*TASK DESCRIPTION*. Write out the lines below once more, exactly as they appear. Do not include pictures.
──────────────────────────────
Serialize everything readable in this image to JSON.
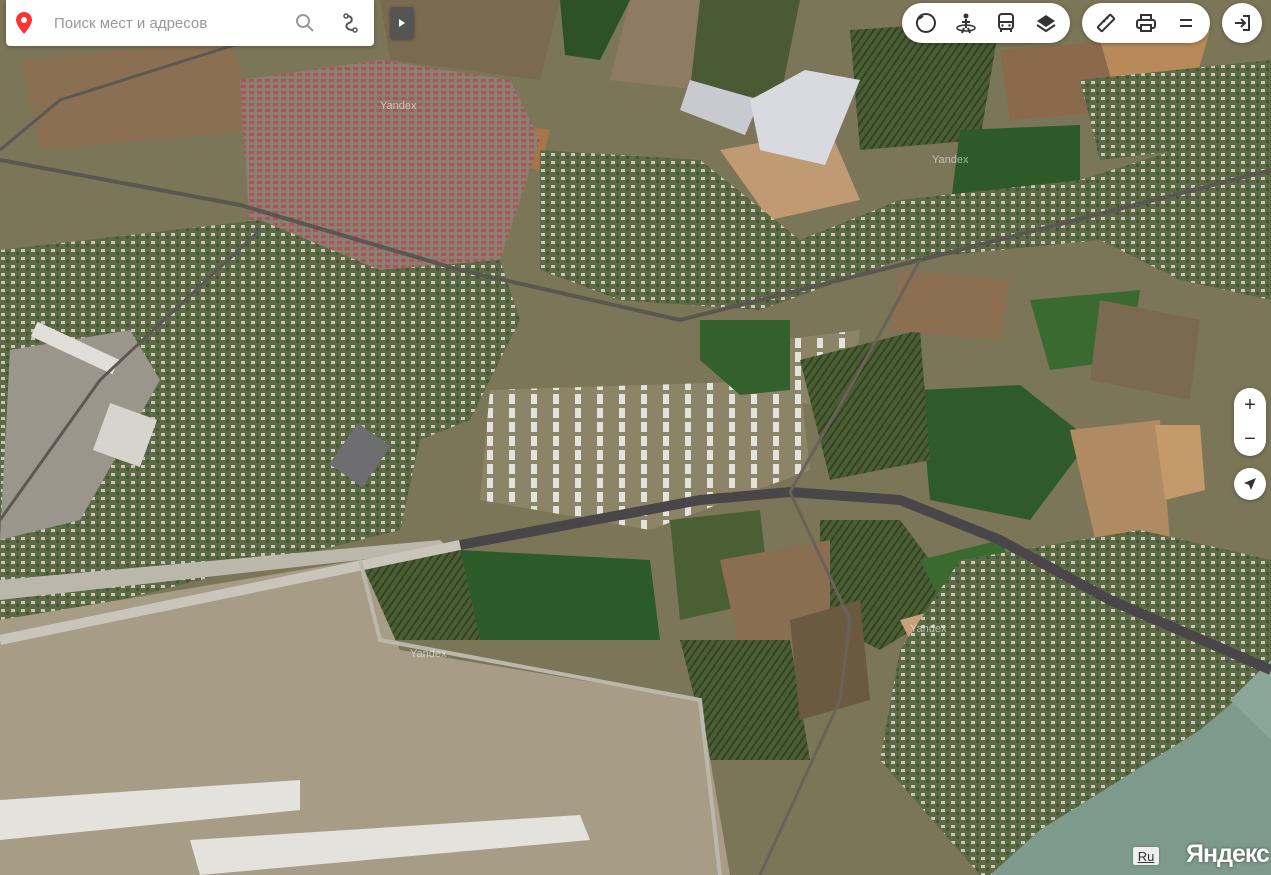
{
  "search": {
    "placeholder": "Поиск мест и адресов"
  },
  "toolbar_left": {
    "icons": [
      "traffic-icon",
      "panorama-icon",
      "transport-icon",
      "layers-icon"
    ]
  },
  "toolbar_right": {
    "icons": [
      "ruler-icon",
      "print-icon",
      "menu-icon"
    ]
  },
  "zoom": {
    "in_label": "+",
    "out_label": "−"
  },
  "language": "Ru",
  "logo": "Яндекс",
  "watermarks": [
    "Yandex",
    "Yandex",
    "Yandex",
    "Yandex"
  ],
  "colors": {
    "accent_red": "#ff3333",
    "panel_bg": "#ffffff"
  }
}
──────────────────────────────
*ANSWER TO THIS EXERCISE*.
Serialize everything readable in this image to JSON.
{
  "search": {
    "placeholder": "Поиск мест и адресов"
  },
  "toolbar_left": {
    "icons": [
      "traffic-icon",
      "panorama-icon",
      "transport-icon",
      "layers-icon"
    ]
  },
  "toolbar_right": {
    "icons": [
      "ruler-icon",
      "print-icon",
      "menu-icon"
    ]
  },
  "zoom": {
    "in_label": "+",
    "out_label": "−"
  },
  "language": "Ru",
  "logo": "Яндекс",
  "watermarks": [
    "Yandex",
    "Yandex",
    "Yandex",
    "Yandex"
  ],
  "colors": {
    "accent_red": "#ff3333",
    "panel_bg": "#ffffff"
  }
}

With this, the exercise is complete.